Eventually, when I was frozen solid, I went and stood in a queue for more information. Another 30 minutes later, I was directed to a neighbourhood station, 25 minutes away by car. No buses were running so I called my ex-boyfriend who worked in a hospital near the station to which I was redirected. Luckily, I caught him before he set off to work. We dug the car out of the snow and drove very carefully until we got to the station and he went on to work. I walked gingerly down the lane to the station and was amazed to see the tracks completely covered in snow. Two engineers happened to be walking up so I asked them. “Oh no loves, you’ve been given the wrong info, y’see all that snow? Now if we run trains over that, the electricity will arc and set the train on fire. No trains have been near this station for two days and it will take another two days to clear all that!”.
Calling back into work, which was a full two hours journey away, I heard that some of my team had made it in, others not. Very frustrated, but realising that there was no way I was going to get into work – it was nearly lunchtime by this stage – I tried to get a cab home. The local cabs were not going out of the immediate area. Stranded on a patch of snow in the middle of nowhere, thanks to the brilliant advice of the rail staff, I was livid. I did eventually get home (ex-boyfriend very kindly collected me, took me back to the hospital and then home from there later on).
Now, this was nearly two years ago and the latest snowfalls have not been as bad. So, why on earth was this experience not a one-off? I have heard and read horror stories of people stuck on trains overnight, having to walk down tracks, not being able to get into work and the same refrain over and over – communication was poor, we were misinformed, they told me to go to a station where there were no trains.
The main road near to me should have been gritted and actually appeared to be on day 2, on top of the snow and ice which was as useful as a chocolate teapot.

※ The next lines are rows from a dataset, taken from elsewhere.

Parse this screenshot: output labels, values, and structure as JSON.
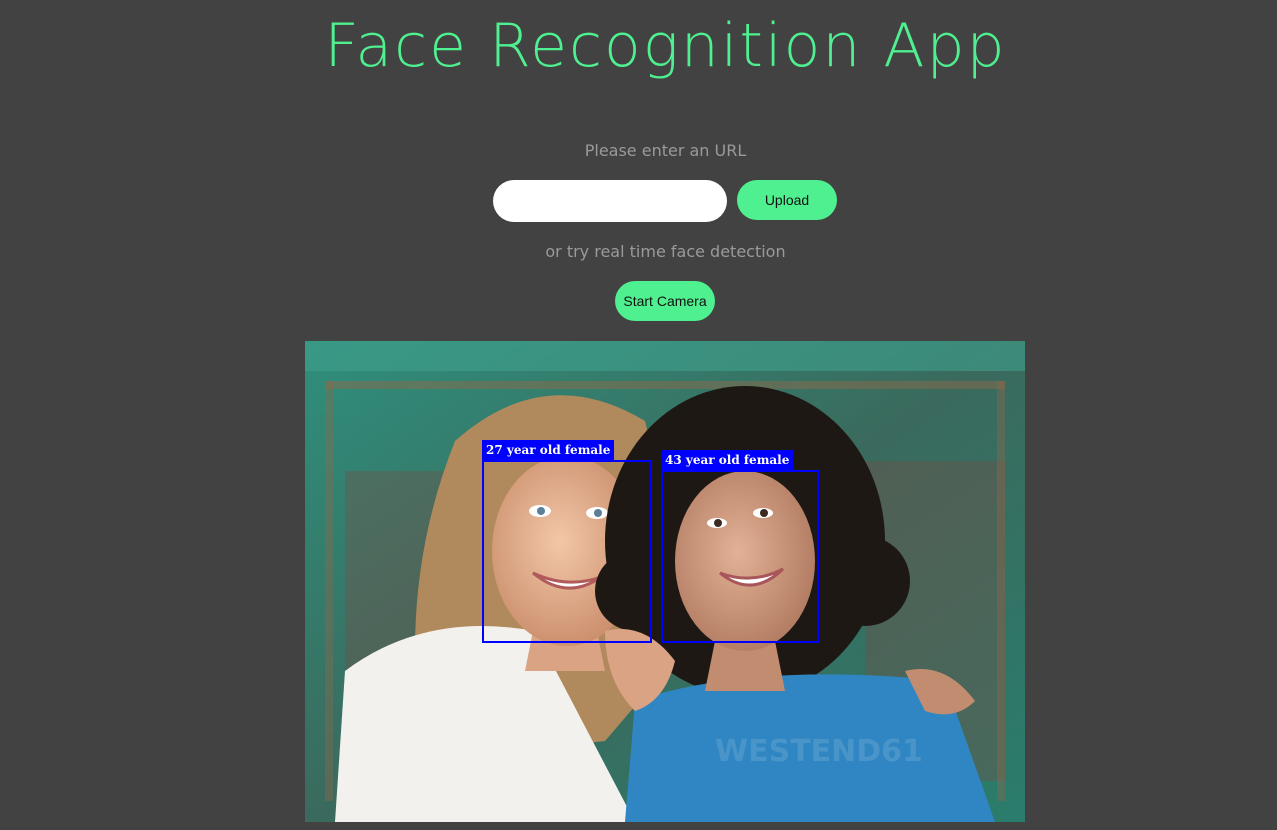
{
  "header": {
    "title": "Face Recognition App"
  },
  "url_form": {
    "prompt": "Please enter an URL",
    "input_value": "",
    "input_placeholder": "",
    "upload_label": "Upload"
  },
  "camera": {
    "prompt": "or try real time face detection",
    "start_label": "Start Camera"
  },
  "detections": [
    {
      "label": "27 year old female"
    },
    {
      "label": "43 year old female"
    }
  ],
  "watermark": "WESTEND61",
  "colors": {
    "background": "#424242",
    "accent": "#4ff08f",
    "prompt_text": "#9a9a9a",
    "box": "#0000ff"
  }
}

Day 1, very few people were brave enough to travel down it. Buses did not run. My road was not gritted at all and we still have ice all over it, although the snow has mostly melted. Whilst it was snowing, pavements were navigable but even I nearly took a tumble this afternoon, as it has compacted into ice. People have been out, working together to get the road and pavement into a passable state and one side of the road can now be walked on.
Despite two weeks’ advance notice of the snow, our local supermarket ran out of food. I didn’t hear about anyone panic buying locally so I am pretty sure this was not down to a last minute rush, but there was no milk, no bread, no greens or fruit. Our small shops did much better.
I asked a local shopkeeper (who had all of these) why this was so. He looked at me as if I was a simpleton and in single-syllable words, explained carefully that he heard the weather forecast, realised that travelling to the cash & carry might not be an option for a few days, so bought double of his most quickly moving stock. I said to him, ah, but Tesco’s haven’t. He took a breath and said “my customers mean more to me than Tesco’s customers do to them, clearly”. So what a large branded supermarket could not do, an ordinary shopkeeper managed by just a little bit of planning. My local shopkeeper now thinks I’m the village idiot …
Our winters in the UK are predicted to become colder and more snowy. The South in particular is undergoing climate change at a rapid rate, some of which has been noticeable in the relatively short span of years I have been living here. Unless the central and local governments and transport companies pull their fingers out of their uh … ears and start thinking properly about this, we could end up being frozen in more ways than one!